For some reason no matter what I do I cannot get my printer to print spot colors through cs2. I have tried making color swatches that are
%100 c,m,y or k and %0 all the others and my printer still prints a full spectrum of all to produce the colors. Also is there a way of making a gradient with spot colors?
Thanks in advance.


New Member
are you talking about a solvent printer?

are you using a RIP or printing directly through CS2?


It's better to have two hands than one glove.
I assume the you're using some sort of RIP.

How are your rendering intents set? If you want to print spot colors then you should set your rendering intents to 'Spot', or 'Saturation' if 'Spot' isn't an option. This should circumvent any color correction associated with all of the other flavors of rendering intent.

I routinely keep all of my rendering intents set to 'Spot' except for bitmaps, which is set to 'Perceptual'. That way, except for bitmaps, what I specify is pretty much what I get.


New Member
Which Adobe program are you using?

Are you saying that if you make a filled shape with color set at 100%C 0%M 0%Y 0%B your printer is not printing it out as cyan only?

Spot color swatches in Illustrator or Photoshop are selected from the Pantone libraries. The spot colors will still print out on an inkjet in CMYK (or the 6 or 8 color version depending on your printers ink set), because that is how these printers print. How true the color is depends on whether the chosen spot color is within the color gamut of the device and color space used.

The only way to print a spot color as a spot color is to use a printing or screen press with the ink formulated as that spot color.

With Illustrator, I have had better color matching on my printer by converting the spot color swatch to CMYK before printing, but I don't know if that will help you.

Fred Weiss

Merchant Member
To print spot colors to your PC-60, you will probably need to use your FlexiSign to do it. Flexi has the capability to "map" spot colors such as are used by Roland, Summa and Gerber thermal printers. Once mapped, then Flexi's Production Manager will ask for each spot color cartridge as it needs to print them. At least that's how it works with my Gerber Edge.

I know Illustrator CS2 has spot color assigning capability but I don't think it has anyway to communicate that to your Roland.

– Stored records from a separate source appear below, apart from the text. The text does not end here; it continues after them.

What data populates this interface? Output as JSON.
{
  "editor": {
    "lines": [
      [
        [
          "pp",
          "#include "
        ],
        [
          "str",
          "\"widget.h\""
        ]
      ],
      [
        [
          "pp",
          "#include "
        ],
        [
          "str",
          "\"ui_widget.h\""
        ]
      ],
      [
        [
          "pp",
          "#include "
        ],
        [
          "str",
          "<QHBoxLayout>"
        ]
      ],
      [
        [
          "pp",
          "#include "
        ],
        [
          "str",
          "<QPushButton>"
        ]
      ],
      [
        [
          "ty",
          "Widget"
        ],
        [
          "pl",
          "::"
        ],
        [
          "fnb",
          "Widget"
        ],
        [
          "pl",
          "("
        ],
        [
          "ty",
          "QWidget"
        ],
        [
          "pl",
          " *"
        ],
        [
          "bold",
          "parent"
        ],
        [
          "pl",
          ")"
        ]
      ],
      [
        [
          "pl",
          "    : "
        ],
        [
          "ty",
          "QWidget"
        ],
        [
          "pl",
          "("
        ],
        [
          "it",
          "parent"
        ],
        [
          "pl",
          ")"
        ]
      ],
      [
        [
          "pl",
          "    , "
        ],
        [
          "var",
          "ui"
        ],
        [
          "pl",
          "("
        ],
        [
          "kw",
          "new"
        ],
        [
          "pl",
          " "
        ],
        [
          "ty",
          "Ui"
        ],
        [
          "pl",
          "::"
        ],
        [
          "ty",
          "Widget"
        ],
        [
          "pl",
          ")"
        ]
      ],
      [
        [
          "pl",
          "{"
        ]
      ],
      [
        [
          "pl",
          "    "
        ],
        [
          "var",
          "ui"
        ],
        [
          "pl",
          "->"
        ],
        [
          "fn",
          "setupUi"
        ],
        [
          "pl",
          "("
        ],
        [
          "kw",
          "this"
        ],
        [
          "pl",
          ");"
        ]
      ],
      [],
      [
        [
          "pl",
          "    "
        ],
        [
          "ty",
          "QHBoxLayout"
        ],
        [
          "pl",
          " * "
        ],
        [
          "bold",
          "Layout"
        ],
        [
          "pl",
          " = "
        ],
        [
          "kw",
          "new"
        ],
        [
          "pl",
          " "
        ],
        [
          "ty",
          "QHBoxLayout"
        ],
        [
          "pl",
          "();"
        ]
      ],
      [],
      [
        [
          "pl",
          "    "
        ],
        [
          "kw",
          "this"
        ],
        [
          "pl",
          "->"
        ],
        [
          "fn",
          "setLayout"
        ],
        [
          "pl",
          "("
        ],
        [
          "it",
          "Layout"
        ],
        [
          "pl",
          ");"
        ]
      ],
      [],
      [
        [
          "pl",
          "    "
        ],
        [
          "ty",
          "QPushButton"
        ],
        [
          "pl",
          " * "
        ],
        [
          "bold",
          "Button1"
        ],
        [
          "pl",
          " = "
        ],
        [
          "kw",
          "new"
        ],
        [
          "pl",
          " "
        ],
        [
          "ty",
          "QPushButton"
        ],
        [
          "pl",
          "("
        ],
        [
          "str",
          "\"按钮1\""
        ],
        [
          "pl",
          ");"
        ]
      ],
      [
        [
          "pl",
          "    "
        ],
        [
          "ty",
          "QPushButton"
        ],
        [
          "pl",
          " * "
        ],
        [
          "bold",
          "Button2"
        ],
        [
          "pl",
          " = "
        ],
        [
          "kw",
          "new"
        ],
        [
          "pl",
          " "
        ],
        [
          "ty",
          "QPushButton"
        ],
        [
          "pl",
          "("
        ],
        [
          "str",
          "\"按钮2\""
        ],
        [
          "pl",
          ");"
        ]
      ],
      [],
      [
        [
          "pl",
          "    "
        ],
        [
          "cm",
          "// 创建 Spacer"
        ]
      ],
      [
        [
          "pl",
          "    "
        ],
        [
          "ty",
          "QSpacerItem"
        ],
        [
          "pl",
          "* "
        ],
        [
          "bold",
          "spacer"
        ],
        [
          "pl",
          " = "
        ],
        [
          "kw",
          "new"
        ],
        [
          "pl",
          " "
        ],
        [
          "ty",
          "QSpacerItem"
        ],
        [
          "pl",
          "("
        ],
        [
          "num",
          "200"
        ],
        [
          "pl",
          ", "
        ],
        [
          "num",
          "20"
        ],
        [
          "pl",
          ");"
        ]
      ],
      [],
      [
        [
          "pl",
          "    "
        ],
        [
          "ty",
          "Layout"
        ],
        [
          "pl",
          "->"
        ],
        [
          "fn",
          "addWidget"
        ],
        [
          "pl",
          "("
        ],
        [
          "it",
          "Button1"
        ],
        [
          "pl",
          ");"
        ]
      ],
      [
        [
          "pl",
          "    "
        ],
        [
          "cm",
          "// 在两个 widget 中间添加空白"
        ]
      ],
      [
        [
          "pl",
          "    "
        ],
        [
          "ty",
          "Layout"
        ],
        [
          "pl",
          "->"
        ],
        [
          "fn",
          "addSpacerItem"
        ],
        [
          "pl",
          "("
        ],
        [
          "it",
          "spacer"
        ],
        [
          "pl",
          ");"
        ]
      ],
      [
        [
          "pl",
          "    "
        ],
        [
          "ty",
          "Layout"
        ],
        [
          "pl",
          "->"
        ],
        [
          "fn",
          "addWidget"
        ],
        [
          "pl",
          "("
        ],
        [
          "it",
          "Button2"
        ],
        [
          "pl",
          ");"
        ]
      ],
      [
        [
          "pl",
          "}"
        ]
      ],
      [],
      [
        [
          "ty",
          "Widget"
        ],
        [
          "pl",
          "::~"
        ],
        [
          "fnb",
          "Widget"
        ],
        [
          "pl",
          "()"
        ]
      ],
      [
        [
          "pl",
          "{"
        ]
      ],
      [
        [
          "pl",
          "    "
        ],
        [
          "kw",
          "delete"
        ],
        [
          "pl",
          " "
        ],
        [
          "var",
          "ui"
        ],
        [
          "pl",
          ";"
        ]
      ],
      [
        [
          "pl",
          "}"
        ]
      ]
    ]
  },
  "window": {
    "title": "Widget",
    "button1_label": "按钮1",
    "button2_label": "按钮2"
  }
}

To those responders who may wonder as to how I know what software and hardware Sandrailgraphics is using, I simply clicked on his name and "View Public Profile". He lists the following:

Plotters & Printers:
Roland pc-60
master xy380p

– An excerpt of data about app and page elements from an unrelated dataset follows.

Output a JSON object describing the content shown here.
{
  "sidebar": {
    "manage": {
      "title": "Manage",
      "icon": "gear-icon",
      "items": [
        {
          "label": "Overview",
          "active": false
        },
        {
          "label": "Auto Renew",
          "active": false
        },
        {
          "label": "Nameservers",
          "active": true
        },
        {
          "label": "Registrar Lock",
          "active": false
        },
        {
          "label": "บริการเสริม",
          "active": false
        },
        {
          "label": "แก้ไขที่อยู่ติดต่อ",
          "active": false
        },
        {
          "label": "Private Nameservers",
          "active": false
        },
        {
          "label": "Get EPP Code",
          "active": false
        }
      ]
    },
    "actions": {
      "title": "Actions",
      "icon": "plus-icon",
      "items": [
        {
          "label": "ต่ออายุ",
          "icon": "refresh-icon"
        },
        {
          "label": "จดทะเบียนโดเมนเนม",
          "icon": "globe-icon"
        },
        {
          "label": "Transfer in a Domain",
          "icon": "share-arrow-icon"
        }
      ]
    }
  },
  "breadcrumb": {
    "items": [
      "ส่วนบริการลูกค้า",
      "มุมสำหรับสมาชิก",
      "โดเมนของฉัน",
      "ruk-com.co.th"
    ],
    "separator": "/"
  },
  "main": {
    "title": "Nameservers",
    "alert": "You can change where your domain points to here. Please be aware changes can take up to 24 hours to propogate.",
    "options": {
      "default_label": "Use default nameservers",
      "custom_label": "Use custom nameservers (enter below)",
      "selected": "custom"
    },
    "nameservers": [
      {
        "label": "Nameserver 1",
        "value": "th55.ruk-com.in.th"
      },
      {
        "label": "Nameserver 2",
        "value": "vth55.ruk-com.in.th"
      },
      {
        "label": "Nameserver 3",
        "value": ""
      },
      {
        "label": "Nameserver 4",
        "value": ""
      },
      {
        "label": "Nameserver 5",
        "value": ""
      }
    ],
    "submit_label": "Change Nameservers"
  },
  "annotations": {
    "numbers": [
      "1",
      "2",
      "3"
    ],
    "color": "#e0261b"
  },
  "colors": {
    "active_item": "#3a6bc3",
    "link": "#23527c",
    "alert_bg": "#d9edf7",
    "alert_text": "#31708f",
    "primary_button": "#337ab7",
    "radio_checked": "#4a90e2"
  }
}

Signmaking & Graphics Software
flexi 7.6, adobe illustrator cs2
Thats what I was afraid of. I love designing in cs2 and pretty much cant stand the features of flexi, also when I export from cs2 to flexi it flattens the image the quality is terrible (if even printable).
So does anyone have anyone know of a plugin or setting I can use at all for cs2. and how about photoshop elements? I have this already... can I print spots from that?

Fred Weiss

Merchant Member
The first thing you need to understand is that spot colors are really only practical with vector objects on single color bitmaps ... so Photoshop Elements won't do you any good for most things because it is a bitmap editor.

You would do well to reconsider your FlexiSign (assuming it is the Pro version). If you can get past the poor screen presentation, and read up on the spot color mapping feature, it is the best solution to your requirements. There is good reasons behind the fact that it costs more and is also the most popular of the true signmaking applications.


Merchant Member
I know with my PS Rip It has PMS Spot color matching built in. It attempts to match the PMS numbered chips in the CMYK printing I do. Im within 95% on spot color matching. The files come primarily through Illustrator CS2. The colors, are the Named PMS colors and thats how my rip interperts the colors. What you might be able to do is create a list of your OWN PMS chart, and adjust the CMYK or RGB values to match the PMS #'s closely. That may be a good solution for you. Its time consuming, basically eyeballing your values in but worth the effort if you do a lot of PMS or spot color matching.